Activity: Scan the entries below for "value" and copy each line that holds it.

Exercise data:

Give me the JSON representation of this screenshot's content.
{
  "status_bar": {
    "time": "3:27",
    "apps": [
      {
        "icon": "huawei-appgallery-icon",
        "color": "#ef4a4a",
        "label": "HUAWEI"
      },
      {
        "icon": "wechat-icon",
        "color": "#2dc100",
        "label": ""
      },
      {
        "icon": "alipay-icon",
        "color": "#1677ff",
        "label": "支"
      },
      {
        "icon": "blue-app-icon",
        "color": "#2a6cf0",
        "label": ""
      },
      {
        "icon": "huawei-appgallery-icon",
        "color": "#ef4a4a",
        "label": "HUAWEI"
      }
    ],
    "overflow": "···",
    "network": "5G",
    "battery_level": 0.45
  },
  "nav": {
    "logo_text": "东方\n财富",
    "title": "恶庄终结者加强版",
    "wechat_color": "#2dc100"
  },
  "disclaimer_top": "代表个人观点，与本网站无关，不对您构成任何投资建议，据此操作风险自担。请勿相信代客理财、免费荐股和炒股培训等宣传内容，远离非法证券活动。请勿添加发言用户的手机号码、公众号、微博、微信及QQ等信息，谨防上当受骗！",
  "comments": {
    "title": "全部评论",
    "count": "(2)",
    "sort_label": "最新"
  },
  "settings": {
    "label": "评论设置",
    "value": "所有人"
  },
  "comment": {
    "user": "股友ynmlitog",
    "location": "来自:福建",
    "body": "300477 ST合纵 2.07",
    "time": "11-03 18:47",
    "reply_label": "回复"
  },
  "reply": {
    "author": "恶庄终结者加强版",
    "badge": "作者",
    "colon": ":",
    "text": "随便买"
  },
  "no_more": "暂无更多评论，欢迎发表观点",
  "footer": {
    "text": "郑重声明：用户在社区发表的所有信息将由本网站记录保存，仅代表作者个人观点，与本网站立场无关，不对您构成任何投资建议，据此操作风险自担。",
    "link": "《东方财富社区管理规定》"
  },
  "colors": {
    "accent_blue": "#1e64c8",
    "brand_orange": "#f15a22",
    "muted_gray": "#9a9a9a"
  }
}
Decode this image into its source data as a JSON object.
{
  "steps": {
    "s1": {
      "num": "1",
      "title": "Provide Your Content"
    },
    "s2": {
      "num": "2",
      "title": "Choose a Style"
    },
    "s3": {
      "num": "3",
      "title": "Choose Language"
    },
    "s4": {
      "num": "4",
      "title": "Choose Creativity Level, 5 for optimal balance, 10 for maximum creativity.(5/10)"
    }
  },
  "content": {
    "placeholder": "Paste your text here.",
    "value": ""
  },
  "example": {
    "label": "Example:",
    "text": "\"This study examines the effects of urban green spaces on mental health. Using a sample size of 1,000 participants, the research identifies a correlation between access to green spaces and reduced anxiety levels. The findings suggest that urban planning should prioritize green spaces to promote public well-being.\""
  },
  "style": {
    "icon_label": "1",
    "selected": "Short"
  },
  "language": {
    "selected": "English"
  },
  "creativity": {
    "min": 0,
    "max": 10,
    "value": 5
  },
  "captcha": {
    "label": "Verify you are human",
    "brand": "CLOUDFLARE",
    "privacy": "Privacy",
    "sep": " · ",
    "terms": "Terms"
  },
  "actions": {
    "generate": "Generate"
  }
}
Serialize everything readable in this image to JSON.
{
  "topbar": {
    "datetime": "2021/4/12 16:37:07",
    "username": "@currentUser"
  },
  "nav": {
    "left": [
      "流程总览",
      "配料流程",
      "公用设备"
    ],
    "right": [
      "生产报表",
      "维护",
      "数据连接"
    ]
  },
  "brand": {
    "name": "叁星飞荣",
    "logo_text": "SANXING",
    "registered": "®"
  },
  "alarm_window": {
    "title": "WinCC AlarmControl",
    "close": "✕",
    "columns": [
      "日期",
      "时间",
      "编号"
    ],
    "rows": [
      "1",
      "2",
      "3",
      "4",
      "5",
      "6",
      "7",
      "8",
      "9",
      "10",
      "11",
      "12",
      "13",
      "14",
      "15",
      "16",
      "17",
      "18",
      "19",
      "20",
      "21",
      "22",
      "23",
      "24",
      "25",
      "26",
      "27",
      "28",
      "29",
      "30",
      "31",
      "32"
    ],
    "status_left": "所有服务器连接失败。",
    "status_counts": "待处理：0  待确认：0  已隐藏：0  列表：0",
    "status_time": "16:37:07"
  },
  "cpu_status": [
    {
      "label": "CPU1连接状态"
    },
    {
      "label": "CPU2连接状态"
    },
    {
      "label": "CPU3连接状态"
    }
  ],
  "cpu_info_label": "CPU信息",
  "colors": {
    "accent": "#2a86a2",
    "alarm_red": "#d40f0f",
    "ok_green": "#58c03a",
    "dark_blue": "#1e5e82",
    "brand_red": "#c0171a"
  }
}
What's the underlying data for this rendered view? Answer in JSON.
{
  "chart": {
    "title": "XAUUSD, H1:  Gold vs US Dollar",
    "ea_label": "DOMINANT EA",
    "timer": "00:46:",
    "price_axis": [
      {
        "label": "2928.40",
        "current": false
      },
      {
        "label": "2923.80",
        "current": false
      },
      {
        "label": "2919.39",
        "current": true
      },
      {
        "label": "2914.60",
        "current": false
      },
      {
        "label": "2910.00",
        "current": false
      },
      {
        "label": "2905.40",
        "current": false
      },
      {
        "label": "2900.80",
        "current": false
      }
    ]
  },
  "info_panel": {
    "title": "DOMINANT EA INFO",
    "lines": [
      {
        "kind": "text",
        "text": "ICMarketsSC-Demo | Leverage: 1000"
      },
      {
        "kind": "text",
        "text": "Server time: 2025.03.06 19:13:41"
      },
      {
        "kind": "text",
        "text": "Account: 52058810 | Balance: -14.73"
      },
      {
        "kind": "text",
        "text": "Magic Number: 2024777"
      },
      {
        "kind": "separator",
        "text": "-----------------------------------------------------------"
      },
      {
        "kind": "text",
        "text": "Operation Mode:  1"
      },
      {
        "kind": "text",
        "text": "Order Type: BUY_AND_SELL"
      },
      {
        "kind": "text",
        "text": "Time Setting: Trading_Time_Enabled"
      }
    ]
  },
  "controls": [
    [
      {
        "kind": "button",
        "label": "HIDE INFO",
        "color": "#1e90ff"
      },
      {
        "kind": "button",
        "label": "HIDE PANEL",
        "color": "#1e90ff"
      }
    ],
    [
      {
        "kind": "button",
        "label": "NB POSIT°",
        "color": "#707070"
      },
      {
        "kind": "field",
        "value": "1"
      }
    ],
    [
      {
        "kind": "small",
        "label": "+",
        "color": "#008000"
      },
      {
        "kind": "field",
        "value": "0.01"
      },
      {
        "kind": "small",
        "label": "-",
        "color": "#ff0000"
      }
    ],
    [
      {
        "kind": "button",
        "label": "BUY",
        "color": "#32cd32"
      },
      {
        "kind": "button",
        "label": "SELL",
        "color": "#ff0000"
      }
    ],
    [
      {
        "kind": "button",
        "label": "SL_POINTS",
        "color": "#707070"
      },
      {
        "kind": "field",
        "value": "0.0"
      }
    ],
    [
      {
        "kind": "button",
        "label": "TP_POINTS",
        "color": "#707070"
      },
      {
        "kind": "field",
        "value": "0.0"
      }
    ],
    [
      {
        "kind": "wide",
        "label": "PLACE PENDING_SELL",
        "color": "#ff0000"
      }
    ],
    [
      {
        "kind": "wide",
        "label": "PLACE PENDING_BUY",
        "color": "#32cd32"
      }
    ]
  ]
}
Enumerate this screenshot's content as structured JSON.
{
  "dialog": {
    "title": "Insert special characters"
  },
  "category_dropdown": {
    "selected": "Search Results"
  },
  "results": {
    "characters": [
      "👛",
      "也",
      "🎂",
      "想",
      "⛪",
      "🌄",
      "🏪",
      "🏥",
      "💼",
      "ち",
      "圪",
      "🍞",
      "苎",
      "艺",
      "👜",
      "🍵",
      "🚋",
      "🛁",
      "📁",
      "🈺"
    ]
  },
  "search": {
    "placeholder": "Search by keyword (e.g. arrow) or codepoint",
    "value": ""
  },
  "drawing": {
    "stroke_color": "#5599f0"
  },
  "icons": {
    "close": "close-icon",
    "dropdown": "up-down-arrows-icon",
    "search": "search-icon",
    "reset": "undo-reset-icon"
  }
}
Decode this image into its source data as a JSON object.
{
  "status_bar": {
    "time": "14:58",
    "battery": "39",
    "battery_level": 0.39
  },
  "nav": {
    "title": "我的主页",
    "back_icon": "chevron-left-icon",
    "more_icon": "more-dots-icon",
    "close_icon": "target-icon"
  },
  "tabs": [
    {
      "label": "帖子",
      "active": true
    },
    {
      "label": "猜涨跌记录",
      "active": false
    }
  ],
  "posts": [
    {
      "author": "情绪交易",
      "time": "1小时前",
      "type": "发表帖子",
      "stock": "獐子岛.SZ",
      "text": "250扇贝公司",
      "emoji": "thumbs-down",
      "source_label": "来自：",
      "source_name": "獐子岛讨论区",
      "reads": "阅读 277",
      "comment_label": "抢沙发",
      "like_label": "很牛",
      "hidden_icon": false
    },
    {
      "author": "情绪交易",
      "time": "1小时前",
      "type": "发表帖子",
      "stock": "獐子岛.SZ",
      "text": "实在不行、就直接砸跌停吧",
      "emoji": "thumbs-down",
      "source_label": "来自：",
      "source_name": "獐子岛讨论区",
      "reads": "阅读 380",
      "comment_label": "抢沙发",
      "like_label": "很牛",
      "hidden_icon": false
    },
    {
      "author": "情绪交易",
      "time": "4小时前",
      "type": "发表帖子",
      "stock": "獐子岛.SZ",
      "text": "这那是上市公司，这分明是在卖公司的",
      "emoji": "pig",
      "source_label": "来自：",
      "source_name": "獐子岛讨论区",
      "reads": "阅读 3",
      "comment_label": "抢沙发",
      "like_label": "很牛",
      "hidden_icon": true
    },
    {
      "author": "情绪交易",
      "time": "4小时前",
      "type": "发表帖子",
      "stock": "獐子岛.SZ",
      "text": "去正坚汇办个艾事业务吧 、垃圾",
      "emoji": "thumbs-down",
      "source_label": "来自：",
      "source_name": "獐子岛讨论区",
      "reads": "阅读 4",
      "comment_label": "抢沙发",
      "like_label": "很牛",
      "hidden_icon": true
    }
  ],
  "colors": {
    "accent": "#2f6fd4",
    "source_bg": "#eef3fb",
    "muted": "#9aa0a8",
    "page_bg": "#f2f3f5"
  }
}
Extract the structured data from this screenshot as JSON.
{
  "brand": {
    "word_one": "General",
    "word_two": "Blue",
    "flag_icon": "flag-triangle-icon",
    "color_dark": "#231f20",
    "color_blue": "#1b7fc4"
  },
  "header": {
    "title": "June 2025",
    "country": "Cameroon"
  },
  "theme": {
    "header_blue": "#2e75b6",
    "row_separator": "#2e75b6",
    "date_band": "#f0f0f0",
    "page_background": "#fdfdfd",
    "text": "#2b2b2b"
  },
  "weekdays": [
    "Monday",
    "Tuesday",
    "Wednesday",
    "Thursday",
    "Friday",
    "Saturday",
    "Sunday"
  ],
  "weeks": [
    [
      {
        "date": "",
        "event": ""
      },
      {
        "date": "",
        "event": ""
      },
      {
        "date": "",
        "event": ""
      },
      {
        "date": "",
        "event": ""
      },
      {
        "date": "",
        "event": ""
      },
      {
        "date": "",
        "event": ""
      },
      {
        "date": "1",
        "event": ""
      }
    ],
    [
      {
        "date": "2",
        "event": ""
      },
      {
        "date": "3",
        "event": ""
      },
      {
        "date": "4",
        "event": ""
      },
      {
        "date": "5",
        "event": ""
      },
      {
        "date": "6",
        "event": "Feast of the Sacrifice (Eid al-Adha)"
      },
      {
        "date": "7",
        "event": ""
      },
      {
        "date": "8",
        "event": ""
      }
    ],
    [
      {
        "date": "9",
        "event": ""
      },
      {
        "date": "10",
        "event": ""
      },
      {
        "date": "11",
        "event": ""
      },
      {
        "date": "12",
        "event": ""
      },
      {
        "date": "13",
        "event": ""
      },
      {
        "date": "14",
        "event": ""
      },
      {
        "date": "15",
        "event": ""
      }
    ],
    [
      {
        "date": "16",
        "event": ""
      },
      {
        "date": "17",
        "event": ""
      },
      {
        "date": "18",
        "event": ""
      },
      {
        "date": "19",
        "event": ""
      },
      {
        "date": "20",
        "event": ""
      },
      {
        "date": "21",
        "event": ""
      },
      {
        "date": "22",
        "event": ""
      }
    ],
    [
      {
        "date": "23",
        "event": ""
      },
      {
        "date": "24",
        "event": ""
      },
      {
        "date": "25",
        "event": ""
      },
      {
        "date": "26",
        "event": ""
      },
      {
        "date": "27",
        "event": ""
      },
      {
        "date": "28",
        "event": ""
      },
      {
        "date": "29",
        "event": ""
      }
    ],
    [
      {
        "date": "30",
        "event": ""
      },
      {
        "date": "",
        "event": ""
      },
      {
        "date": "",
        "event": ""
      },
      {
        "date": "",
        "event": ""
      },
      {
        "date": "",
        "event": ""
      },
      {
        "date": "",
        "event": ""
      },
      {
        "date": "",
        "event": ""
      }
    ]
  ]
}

Answer below:
    "value": "所有人"
    "value": ""
    "value": 5
        "value": "1"
        "value": "0.01"
        "value": "0.0"
        "value": "0.0"
    "value": ""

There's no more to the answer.